### What you need to do
Only lines containing the string "title" belong in the answer; copy all of them from the entries.
______________________________
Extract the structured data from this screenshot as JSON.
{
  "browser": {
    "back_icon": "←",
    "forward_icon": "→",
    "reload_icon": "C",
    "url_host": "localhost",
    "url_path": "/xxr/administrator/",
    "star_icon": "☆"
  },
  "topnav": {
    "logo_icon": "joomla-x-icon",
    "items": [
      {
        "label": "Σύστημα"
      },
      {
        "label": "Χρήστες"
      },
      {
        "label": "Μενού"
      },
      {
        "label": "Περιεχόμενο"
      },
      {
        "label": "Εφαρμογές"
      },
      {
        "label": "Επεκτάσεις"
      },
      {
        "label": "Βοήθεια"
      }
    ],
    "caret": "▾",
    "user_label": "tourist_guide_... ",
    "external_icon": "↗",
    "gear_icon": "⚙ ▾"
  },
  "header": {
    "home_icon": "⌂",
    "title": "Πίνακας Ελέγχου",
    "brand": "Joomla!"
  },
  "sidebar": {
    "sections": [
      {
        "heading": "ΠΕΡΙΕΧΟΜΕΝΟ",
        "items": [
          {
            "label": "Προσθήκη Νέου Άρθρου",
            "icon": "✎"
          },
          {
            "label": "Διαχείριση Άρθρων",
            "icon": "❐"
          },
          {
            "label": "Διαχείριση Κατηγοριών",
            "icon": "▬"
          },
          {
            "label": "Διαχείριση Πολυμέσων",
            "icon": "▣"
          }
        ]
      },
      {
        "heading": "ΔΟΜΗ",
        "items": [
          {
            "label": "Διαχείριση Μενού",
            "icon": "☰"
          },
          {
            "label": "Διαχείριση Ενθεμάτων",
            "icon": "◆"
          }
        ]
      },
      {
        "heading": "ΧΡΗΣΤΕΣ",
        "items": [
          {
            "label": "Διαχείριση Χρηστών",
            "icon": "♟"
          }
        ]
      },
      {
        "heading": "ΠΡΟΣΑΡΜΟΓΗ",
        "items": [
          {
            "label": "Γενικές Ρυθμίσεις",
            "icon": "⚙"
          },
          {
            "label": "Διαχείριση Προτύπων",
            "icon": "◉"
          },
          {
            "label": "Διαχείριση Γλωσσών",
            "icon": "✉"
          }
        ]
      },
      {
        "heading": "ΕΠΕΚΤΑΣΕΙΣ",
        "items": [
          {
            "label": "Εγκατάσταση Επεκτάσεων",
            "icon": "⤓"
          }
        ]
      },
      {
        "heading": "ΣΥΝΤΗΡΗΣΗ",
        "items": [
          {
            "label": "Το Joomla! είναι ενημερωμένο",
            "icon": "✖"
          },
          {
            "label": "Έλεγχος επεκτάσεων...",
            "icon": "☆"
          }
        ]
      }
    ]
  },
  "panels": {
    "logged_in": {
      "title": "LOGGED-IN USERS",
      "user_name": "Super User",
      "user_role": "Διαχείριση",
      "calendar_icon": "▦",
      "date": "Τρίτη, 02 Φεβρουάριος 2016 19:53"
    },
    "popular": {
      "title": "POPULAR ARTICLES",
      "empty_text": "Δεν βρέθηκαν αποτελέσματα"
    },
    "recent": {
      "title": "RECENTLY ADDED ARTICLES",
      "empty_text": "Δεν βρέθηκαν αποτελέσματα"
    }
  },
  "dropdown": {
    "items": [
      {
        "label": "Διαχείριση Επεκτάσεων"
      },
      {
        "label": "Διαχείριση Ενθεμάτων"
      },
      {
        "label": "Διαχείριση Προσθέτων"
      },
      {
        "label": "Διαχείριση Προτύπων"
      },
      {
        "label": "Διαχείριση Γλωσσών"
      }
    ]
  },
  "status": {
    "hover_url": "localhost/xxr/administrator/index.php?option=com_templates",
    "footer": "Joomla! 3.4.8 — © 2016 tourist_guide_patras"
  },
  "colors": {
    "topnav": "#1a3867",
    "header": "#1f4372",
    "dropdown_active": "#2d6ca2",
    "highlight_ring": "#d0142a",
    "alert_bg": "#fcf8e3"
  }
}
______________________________
### The answer
    "title": "Πίνακας Ελέγχου",
      "title": "LOGGED-IN USERS",
      "title": "POPULAR ARTICLES",
      "title": "RECENTLY ADDED ARTICLES",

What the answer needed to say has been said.